----- Records supplied -----
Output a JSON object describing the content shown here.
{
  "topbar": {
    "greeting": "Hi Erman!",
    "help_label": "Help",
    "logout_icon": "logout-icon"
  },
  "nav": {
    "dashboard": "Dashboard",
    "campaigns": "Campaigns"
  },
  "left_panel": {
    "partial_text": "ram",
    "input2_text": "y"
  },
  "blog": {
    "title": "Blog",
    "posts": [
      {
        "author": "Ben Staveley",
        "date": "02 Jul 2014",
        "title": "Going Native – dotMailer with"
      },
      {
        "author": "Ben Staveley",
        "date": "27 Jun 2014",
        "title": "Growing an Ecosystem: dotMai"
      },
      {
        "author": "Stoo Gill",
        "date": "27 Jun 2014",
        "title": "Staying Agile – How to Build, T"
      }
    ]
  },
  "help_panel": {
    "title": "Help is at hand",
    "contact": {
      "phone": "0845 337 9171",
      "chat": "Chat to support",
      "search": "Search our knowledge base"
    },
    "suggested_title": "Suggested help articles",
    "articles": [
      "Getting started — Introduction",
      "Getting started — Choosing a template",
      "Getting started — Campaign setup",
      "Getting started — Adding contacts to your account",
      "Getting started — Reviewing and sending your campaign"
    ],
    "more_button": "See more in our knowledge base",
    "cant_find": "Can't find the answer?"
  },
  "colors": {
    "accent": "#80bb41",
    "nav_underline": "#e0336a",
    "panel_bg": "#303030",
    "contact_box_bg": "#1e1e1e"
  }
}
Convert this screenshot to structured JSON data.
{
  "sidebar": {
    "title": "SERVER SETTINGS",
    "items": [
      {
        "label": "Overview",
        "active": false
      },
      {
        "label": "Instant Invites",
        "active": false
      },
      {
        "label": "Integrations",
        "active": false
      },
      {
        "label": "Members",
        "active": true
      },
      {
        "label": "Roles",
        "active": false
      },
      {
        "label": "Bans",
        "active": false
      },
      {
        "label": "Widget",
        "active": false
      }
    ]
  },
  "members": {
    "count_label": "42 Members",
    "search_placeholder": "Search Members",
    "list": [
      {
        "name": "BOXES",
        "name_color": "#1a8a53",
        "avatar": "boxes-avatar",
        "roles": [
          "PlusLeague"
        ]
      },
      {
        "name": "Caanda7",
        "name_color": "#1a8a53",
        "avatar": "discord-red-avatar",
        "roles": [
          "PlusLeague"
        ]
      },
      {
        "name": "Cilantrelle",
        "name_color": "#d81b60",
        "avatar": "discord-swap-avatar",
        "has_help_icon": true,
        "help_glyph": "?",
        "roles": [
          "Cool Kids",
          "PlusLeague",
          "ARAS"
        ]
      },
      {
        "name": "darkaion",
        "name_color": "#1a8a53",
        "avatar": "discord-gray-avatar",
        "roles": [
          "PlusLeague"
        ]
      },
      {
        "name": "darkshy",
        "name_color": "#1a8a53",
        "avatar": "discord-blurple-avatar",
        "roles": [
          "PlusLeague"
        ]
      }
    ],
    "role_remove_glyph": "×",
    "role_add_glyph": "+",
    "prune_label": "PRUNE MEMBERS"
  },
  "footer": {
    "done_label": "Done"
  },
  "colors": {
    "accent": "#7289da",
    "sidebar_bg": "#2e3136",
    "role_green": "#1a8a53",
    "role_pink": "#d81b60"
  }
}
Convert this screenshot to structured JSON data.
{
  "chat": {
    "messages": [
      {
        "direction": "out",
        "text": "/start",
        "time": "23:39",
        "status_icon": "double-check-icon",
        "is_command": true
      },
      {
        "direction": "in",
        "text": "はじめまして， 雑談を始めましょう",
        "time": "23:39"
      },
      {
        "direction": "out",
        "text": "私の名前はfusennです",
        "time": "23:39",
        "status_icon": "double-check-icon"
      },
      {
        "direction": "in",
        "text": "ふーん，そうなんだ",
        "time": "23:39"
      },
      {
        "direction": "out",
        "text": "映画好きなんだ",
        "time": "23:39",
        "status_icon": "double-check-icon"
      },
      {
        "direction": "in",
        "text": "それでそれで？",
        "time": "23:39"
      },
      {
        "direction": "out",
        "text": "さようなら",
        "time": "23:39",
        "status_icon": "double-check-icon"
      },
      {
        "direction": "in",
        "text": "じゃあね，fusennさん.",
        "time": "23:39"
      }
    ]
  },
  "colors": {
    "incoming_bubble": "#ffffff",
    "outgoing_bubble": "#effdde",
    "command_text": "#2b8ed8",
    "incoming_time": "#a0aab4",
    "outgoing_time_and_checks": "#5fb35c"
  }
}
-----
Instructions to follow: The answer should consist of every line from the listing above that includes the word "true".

Answer:
        "active": true
        "has_help_icon": true,
        "is_command": true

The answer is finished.